l symbolic link
The remainder of the permissions are broken up into three group of three.
The first group is the user permissions; second, the group; and last,
In each block of the permissions section, the three most common values are:
(A dash in a slot indicates permissions denied.)
If there is an s in the user permissions section, this means the
set-uid bit is set; an s in the group permissions section means the
set-gid bit is set. The s goes in the slot normally occupied by the
x, as set-uid or set-gid files are almost always executable. So,
Xamples is a set-gid file, update.problem is a set-uid problem.
For details on how to set these various permissions, see the man page
for chmod. To interpret the less common file types and file
permissions see the man page for ls.
Well, I think I may have answered my question already, but

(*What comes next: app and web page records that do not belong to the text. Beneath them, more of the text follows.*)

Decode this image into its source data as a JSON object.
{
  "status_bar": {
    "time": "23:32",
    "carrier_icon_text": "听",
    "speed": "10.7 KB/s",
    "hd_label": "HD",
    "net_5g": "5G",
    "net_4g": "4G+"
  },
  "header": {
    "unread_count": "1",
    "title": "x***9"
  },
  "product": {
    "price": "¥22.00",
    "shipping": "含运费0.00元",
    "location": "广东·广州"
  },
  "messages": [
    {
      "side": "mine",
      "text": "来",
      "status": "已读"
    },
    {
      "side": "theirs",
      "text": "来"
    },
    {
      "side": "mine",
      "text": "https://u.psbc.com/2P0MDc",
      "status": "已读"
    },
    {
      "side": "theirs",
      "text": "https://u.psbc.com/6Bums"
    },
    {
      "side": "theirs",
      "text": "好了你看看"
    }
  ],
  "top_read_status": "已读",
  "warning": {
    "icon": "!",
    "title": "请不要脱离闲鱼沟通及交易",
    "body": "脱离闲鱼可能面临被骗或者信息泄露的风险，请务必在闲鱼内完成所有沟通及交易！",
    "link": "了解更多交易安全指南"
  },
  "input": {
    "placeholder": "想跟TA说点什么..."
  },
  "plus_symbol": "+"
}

I'll go ahead and post it just to verify myself.
I've been searching various man pages to find out what's the
point of the set-group ID bit on directories.
For instance, consider this directory:
drwxr-sr-x 3 root 512 Nov 8 19:29 etc/
I've been trying to figure out what happens with the 's' bit
set and what doesn't happen. I think I finally found out from
an IBM man page (chmod(2)):
S_ISGID Enables the setgid attribute for an executable file. A
process executing this program acquires the access rights of the
group of the file. Also, enables the group-inheritance attribute
for a directory. Files created in this directory have a group
equal to the group of the directory.
From this, I gather that directories with this bit set change
the group of any files created in them to be of the same group
as the directory itself, rather than of the user making the files.
Why was this information so hard to find? That is, why wasn't it in
the obvious place (chmod(1) or chmod(2)) in the man pages for DEC, Sun,
or HP systems?
11. Set-User-Id Bit
13. Set-User-Id Bit